— REQUIREMENT —
In the entries that follow, how many lines contain "title"? Please reply with only the number.

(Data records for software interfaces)
----

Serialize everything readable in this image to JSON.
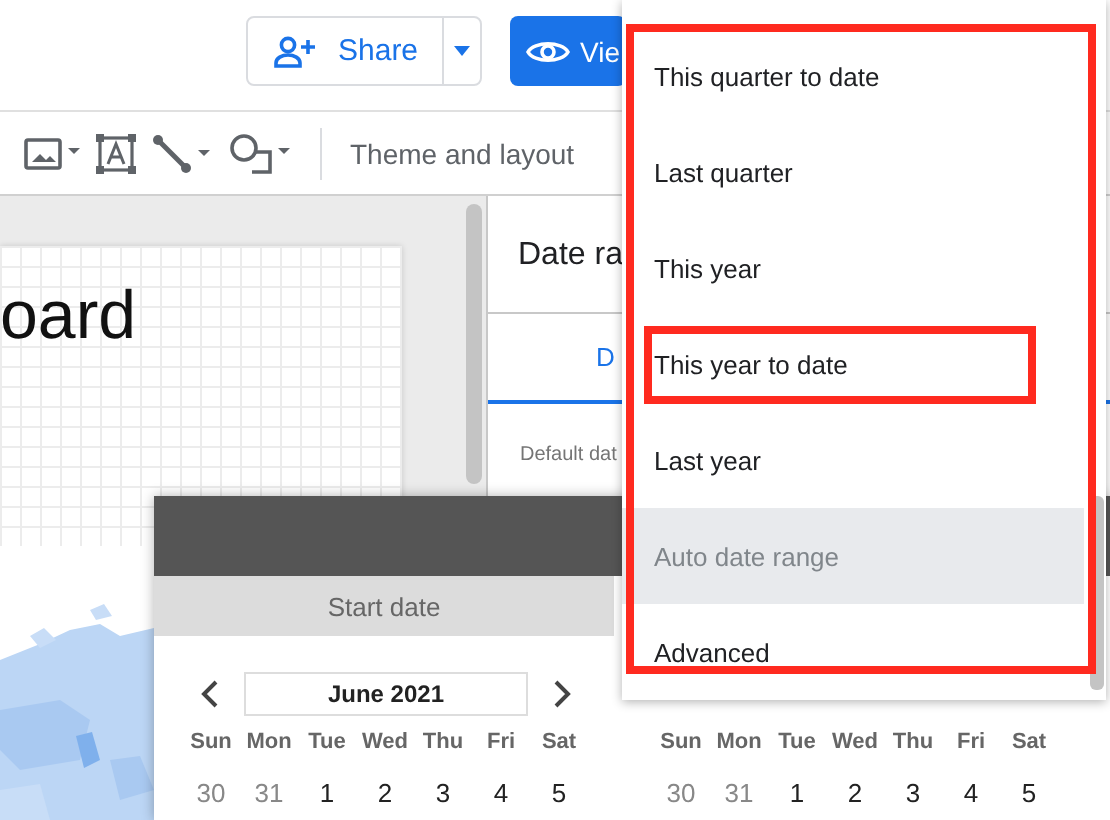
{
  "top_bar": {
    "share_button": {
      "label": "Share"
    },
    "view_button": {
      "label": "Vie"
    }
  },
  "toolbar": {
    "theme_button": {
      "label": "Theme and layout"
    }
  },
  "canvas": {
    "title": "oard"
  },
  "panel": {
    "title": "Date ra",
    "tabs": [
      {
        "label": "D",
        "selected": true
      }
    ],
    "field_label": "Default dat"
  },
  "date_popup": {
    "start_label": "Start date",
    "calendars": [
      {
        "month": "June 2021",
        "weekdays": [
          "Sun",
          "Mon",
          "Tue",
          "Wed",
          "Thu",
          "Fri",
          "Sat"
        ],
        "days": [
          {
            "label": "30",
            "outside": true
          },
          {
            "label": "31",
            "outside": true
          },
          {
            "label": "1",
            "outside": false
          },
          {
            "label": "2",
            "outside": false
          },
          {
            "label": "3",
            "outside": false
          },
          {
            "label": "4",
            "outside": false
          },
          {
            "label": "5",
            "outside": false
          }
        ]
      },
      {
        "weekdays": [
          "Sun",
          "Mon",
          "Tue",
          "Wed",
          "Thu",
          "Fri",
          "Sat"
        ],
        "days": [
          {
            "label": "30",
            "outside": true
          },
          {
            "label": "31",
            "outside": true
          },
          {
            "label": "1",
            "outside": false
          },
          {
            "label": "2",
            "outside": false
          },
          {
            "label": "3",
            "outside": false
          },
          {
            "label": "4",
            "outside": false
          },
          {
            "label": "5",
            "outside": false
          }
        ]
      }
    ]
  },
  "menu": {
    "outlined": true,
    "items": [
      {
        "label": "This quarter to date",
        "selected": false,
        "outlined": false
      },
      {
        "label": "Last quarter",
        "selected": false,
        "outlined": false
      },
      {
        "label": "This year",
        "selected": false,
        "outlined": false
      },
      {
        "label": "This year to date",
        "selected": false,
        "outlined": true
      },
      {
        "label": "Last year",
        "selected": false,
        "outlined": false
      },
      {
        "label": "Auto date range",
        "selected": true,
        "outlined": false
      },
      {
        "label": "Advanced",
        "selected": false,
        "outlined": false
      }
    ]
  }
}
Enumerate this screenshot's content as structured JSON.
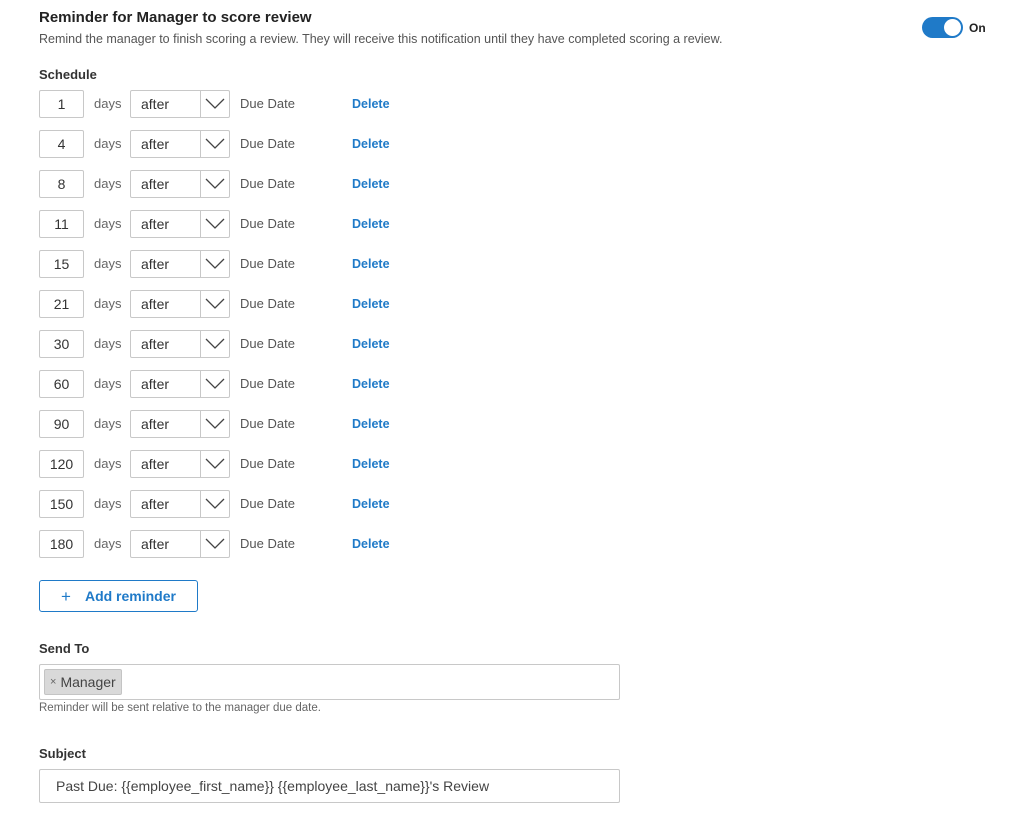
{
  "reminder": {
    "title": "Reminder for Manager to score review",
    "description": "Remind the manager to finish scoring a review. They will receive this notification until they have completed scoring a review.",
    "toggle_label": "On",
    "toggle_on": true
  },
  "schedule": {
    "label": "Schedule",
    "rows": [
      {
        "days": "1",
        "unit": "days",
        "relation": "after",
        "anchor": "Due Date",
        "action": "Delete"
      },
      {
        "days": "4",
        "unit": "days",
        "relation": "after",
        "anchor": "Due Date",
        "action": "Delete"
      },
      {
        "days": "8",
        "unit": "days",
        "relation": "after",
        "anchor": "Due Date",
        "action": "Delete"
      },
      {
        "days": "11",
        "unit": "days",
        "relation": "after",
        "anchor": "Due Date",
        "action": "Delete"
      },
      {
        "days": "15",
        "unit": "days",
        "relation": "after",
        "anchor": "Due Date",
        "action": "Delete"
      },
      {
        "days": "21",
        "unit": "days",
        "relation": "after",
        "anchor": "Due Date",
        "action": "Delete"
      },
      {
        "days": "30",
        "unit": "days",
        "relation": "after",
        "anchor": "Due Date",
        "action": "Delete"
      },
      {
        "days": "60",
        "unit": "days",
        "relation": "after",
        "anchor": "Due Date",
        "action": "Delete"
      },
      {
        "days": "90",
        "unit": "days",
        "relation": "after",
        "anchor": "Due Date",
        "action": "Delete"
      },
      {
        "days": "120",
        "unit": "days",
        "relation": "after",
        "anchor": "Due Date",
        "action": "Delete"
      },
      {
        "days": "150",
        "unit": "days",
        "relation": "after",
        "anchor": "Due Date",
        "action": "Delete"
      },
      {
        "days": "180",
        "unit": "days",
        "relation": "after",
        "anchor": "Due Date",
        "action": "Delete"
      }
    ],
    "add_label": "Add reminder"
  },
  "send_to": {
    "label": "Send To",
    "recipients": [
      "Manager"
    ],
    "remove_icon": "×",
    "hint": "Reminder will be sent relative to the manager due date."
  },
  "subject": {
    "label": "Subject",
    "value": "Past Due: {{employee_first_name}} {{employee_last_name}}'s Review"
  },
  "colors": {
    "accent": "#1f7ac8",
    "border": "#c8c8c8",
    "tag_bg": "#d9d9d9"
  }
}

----

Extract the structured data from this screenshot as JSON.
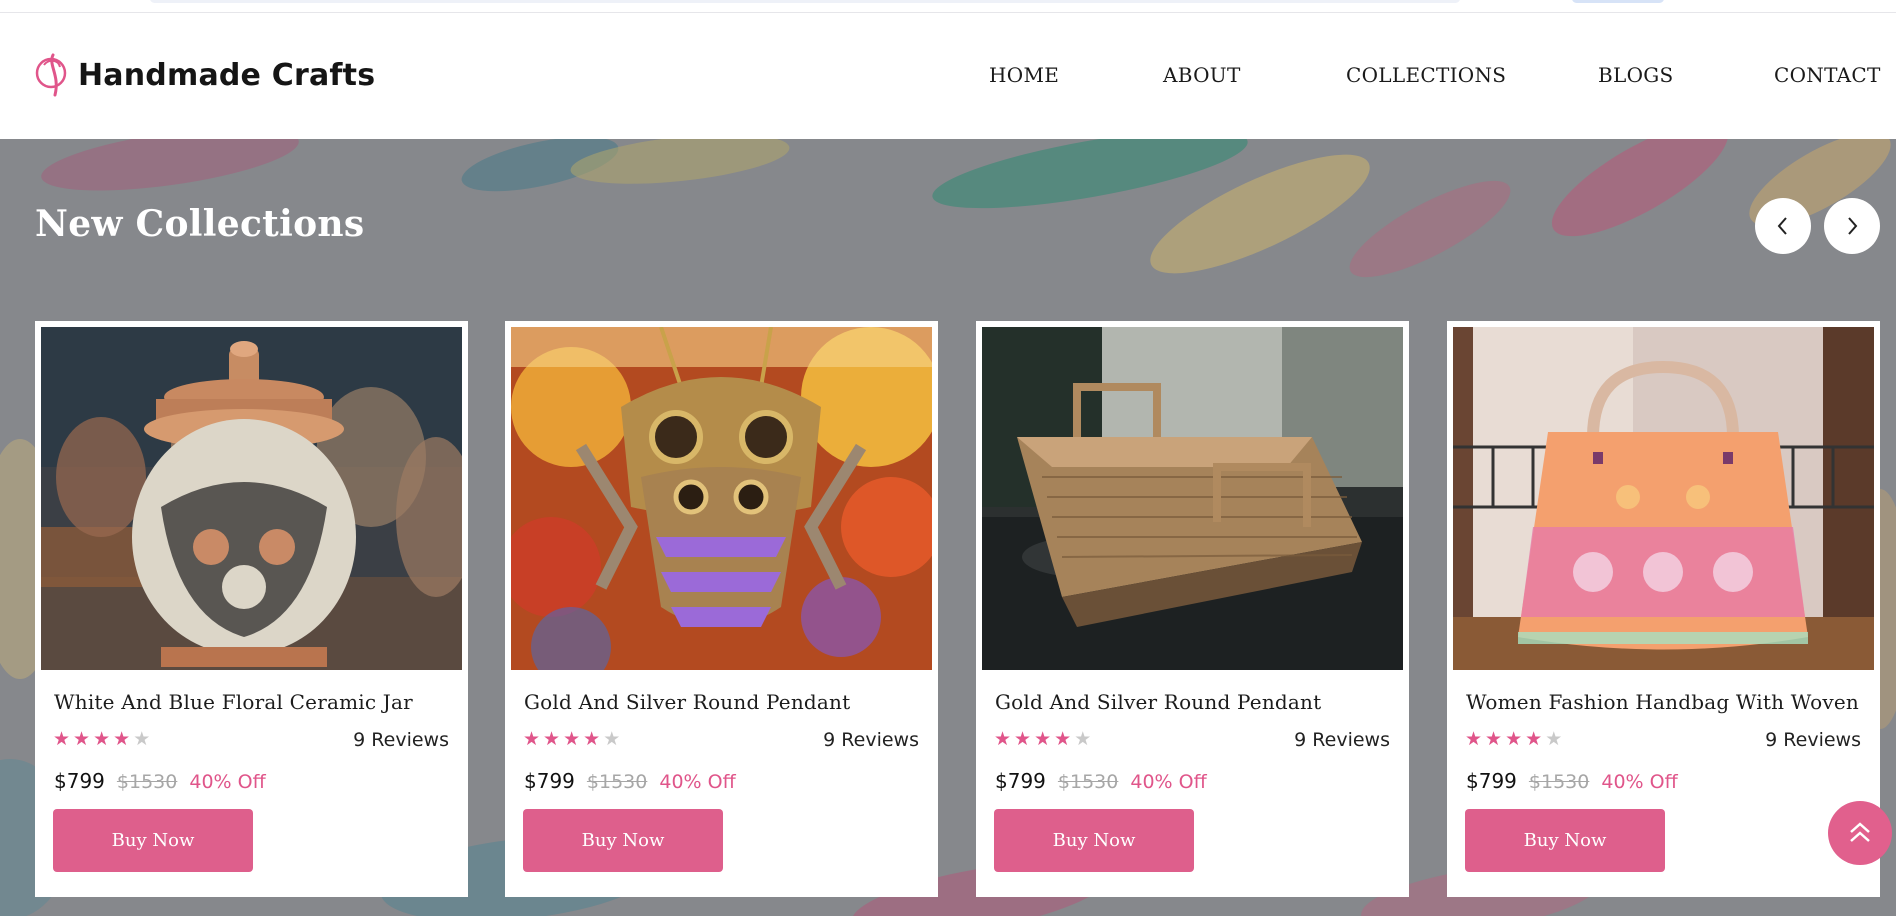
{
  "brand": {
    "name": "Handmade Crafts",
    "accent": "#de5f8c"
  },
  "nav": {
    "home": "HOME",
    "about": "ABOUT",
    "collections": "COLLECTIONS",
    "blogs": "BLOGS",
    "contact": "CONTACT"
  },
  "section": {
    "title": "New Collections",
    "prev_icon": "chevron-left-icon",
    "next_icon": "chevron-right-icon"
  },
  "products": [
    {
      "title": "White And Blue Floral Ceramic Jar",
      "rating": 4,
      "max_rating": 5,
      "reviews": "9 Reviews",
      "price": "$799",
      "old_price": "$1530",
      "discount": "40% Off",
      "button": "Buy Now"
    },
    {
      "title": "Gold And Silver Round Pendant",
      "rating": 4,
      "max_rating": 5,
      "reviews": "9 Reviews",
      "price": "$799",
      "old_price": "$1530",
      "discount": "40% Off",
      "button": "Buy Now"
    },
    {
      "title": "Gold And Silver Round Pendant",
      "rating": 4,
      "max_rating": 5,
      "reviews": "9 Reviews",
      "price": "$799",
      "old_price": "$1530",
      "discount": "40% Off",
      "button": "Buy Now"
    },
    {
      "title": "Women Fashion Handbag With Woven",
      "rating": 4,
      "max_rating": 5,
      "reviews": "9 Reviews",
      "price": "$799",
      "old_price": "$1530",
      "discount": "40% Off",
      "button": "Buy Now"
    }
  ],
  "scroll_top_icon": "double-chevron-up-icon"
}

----

— SOLUTION TO THIS EXERCISE —
8